Top of Data supplied

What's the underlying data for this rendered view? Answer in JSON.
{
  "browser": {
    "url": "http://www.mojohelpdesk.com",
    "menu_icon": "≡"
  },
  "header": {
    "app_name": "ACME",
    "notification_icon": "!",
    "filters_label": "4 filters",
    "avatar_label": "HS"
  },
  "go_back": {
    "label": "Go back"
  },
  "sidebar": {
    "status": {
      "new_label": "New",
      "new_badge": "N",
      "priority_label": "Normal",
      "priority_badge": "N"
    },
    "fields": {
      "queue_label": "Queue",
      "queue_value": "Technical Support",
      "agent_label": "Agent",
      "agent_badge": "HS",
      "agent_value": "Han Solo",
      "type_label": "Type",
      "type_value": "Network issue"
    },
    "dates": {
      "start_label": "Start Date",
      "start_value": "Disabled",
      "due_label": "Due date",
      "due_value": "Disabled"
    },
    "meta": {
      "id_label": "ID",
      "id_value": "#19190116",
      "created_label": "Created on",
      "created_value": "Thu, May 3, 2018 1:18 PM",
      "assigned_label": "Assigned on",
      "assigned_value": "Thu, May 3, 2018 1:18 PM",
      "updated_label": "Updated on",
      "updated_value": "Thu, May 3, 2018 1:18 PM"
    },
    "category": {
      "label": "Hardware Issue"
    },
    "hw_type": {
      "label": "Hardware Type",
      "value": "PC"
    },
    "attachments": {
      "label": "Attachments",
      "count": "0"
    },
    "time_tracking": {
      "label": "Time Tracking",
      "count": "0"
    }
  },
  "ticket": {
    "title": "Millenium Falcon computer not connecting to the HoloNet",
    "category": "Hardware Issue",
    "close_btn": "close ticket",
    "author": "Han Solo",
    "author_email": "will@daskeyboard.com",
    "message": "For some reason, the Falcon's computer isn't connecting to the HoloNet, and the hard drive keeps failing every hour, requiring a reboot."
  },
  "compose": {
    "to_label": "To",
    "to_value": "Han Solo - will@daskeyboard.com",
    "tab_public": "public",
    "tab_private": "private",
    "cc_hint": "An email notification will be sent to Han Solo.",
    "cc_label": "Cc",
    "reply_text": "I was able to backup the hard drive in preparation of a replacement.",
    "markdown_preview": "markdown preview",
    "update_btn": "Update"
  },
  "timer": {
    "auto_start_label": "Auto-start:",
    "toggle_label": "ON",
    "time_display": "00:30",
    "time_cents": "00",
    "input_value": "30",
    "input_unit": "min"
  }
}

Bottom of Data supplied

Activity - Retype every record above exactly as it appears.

Answer space -
What's the underlying data for this rendered view? Answer in JSON.
{
  "browser": {
    "url": "http://www.mojohelpdesk.com",
    "menu_icon": "≡"
  },
  "header": {
    "app_name": "ACME",
    "notification_icon": "!",
    "filters_label": "4 filters",
    "avatar_label": "HS"
  },
  "go_back": {
    "label": "Go back"
  },
  "sidebar": {
    "status": {
      "new_label": "New",
      "new_badge": "N",
      "priority_label": "Normal",
      "priority_badge": "N"
    },
    "fields": {
      "queue_label": "Queue",
      "queue_value": "Technical Support",
      "agent_label": "Agent",
      "agent_badge": "HS",
      "agent_value": "Han Solo",
      "type_label": "Type",
      "type_value": "Network issue"
    },
    "dates": {
      "start_label": "Start Date",
      "start_value": "Disabled",
      "due_label": "Due date",
      "due_value": "Disabled"
    },
    "meta": {
      "id_label": "ID",
      "id_value": "#19190116",
      "created_label": "Created on",
      "created_value": "Thu, May 3, 2018 1:18 PM",
      "assigned_label": "Assigned on",
      "assigned_value": "Thu, May 3, 2018 1:18 PM",
      "updated_label": "Updated on",
      "updated_value": "Thu, May 3, 2018 1:18 PM"
    },
    "category": {
      "label": "Hardware Issue"
    },
    "hw_type": {
      "label": "Hardware Type",
      "value": "PC"
    },
    "attachments": {
      "label": "Attachments",
      "count": "0"
    },
    "time_tracking": {
      "label": "Time Tracking",
      "count": "0"
    }
  },
  "ticket": {
    "title": "Millenium Falcon computer not connecting to the HoloNet",
    "category": "Hardware Issue",
    "close_btn": "close ticket",
    "author": "Han Solo",
    "author_email": "will@daskeyboard.com",
    "message": "For some reason, the Falcon's computer isn't connecting to the HoloNet, and the hard drive keeps failing every hour, requiring a reboot."
  },
  "compose": {
    "to_label": "To",
    "to_value": "Han Solo - will@daskeyboard.com",
    "tab_public": "public",
    "tab_private": "private",
    "cc_hint": "An email notification will be sent to Han Solo.",
    "cc_label": "Cc",
    "reply_text": "I was able to backup the hard drive in preparation of a replacement.",
    "markdown_preview": "markdown preview",
    "update_btn": "Update"
  },
  "timer": {
    "auto_start_label": "Auto-start:",
    "toggle_label": "ON",
    "time_display": "00:30",
    "time_cents": "00",
    "input_value": "30",
    "input_unit": "min"
  }
}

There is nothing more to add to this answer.